Demtroder said BMW’s “cloud data hub” proved its value as the COVID-19 pandemic began to affect auto production in the spring, as data from Amazon Web Services (AWS) enabled the German carmaker to see which supplier plants had problems.
“This was a clear case where we had all the data and we could use it immediately to respond to the crisis,” he said.
BMW and AWS have been working together since 2015 and have spent the last year and a half jointly developing the carmaker’s data hub.
Up to 5,000 BMW employees will also be trained to use AWS technologies to make better use of data.
The hub will use artificial intelligence and machine learning to predict consumer demand for BMW vehicles so the carmaker can order the right parts from suppliers, comply with regulations across different markets and automatically check requirements needed to design new vehicles.
The global market for cloud storage services is expected to grow from $50.1 billion this year to $137.3 billion by 2025, according to market research firm MarketsandMarkets.

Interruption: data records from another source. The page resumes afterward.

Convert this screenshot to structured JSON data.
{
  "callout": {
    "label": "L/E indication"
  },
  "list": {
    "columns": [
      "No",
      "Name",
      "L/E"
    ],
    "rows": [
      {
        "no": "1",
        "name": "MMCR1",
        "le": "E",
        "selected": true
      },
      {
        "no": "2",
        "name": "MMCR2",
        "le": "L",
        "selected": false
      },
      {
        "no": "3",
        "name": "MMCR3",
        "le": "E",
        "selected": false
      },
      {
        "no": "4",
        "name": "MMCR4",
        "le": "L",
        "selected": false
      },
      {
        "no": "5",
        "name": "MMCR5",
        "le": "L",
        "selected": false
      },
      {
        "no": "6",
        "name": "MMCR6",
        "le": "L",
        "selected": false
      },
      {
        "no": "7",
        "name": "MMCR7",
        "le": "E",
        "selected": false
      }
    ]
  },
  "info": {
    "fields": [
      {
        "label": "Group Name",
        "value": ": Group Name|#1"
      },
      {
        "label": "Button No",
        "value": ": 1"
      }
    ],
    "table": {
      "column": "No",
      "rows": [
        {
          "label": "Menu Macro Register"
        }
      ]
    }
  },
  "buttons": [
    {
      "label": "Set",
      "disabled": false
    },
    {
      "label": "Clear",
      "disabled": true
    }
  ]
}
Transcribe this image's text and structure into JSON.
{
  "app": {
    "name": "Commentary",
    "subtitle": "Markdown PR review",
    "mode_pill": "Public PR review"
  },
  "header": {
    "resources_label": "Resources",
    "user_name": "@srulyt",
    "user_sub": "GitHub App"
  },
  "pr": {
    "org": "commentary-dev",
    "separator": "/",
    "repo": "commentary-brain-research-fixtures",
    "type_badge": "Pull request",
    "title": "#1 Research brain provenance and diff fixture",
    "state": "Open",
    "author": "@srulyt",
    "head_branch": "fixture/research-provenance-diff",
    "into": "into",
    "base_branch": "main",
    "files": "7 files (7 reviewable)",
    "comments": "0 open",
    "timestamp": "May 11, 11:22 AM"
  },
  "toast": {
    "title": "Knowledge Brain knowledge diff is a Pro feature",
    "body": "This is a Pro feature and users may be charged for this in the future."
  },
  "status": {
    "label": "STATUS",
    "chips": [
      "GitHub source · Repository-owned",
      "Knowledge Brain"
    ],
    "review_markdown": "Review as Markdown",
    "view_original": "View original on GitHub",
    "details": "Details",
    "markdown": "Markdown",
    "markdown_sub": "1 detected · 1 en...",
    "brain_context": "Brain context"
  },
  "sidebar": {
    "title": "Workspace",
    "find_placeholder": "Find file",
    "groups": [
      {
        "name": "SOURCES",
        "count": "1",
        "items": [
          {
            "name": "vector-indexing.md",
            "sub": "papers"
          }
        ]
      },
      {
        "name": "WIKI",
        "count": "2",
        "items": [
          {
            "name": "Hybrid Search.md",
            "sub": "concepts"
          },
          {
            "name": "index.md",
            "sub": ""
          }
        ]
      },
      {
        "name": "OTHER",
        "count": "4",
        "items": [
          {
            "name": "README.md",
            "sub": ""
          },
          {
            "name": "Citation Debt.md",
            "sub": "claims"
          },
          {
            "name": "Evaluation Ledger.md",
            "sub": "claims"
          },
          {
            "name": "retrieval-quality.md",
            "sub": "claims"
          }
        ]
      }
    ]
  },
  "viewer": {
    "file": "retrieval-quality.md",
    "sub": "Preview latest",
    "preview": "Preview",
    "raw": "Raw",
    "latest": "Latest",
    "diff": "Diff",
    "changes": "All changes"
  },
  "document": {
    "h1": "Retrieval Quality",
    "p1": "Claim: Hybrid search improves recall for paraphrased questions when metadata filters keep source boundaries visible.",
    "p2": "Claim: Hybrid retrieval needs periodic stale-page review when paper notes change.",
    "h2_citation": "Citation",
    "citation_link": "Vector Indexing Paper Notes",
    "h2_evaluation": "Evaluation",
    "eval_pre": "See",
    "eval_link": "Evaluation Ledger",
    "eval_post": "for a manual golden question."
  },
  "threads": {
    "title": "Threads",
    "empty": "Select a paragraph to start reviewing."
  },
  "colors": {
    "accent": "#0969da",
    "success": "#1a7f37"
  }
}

Last week, Canadian technology specialist BlackBerry and AWS said they had developed a cloud-based software platform designed to help automakers and suppliers standardize vehicle data.